The Oberbaum Bridge (Oberbaumbrücke) crosses the River Spree. It links two former boroughs that were divided by the Berlin Wall, and has become an important symbol of Berlin’s unity. This bridge strikes me anew each time I see it. The unusual architecture with its tower design borrowed from a neighbouring city is romantic and talks to me of a layered of history.
The bridge is built on the former boundary of the city with its rural areas, where an excise wall was built in 1732. A wooden drawbridge was built as part of the wall; it served as a gate to the city. The name Oberbaumbrücke stemmed from the heavy tree trunk, covered in metal spikes, that was used as a boom to block the river at night to prevent smuggling.
In April 1945 the middle section of the bridge was blown up in an attempt to stop the Red Army from crossing it.
After the war ended, Berlin was divided into four sectors. The Oberbaum Bridge crossed between the American and Soviet sectors and so, when the Berlin Wall was built in 1961, the bridge became part of East Berlin's border with West Berlin. More recently, you may have seen the bridge often in the 1998 film Run Lola Run.

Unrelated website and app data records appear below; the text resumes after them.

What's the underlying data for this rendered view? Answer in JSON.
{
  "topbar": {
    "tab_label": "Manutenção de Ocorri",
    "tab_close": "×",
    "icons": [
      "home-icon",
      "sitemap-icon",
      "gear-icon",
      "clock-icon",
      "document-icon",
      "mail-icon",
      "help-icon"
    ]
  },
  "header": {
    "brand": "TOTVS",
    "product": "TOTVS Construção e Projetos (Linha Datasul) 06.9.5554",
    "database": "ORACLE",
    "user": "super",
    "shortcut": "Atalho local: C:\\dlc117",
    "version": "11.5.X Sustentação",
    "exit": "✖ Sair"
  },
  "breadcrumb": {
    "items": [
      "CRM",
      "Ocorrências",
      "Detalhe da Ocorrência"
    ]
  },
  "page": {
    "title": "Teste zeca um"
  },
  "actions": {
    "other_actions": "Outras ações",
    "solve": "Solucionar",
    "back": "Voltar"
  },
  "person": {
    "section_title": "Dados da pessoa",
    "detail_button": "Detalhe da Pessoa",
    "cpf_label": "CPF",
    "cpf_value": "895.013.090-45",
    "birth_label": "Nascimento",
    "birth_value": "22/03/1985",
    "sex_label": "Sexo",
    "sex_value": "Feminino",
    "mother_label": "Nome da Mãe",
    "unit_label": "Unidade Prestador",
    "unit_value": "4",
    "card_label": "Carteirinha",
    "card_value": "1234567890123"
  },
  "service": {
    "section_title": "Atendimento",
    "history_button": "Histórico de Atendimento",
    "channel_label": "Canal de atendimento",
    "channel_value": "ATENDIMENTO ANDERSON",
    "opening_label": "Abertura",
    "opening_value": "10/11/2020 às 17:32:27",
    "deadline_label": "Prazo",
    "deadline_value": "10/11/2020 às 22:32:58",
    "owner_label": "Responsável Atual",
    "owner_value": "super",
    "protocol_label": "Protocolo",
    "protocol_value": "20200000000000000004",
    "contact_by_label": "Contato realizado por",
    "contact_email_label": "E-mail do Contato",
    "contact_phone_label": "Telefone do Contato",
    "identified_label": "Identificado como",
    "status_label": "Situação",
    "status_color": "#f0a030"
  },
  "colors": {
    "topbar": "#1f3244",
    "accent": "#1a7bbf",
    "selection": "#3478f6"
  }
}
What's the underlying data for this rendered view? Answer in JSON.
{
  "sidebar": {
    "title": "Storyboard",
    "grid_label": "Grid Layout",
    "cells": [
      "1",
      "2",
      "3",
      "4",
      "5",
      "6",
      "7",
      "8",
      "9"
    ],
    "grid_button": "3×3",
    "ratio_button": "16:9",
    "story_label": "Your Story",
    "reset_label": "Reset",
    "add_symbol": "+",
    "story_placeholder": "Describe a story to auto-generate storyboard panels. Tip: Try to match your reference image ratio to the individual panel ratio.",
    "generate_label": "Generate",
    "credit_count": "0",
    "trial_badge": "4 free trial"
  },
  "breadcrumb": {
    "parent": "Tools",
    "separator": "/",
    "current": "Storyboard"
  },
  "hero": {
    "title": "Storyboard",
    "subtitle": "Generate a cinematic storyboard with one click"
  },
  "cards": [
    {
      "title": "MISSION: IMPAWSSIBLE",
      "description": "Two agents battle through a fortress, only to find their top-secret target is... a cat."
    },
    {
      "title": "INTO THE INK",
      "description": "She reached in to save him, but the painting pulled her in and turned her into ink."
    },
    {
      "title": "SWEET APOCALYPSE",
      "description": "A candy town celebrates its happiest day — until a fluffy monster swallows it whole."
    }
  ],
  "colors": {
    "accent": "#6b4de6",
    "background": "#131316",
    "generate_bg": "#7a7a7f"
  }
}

Regularly traversing the Oberbaumbrücke by train and car and bike brings me closer to the history of Berlin. My summer includes showing paintings for day on this bridge when it is briefly closed and then visited by 30,000 people at the open air gallery art show.
I've painted it here, over water in the soft light with the “fernsehturm” in the back as the ubiquitous Berlin navigation marker.
*sources from Wikipedia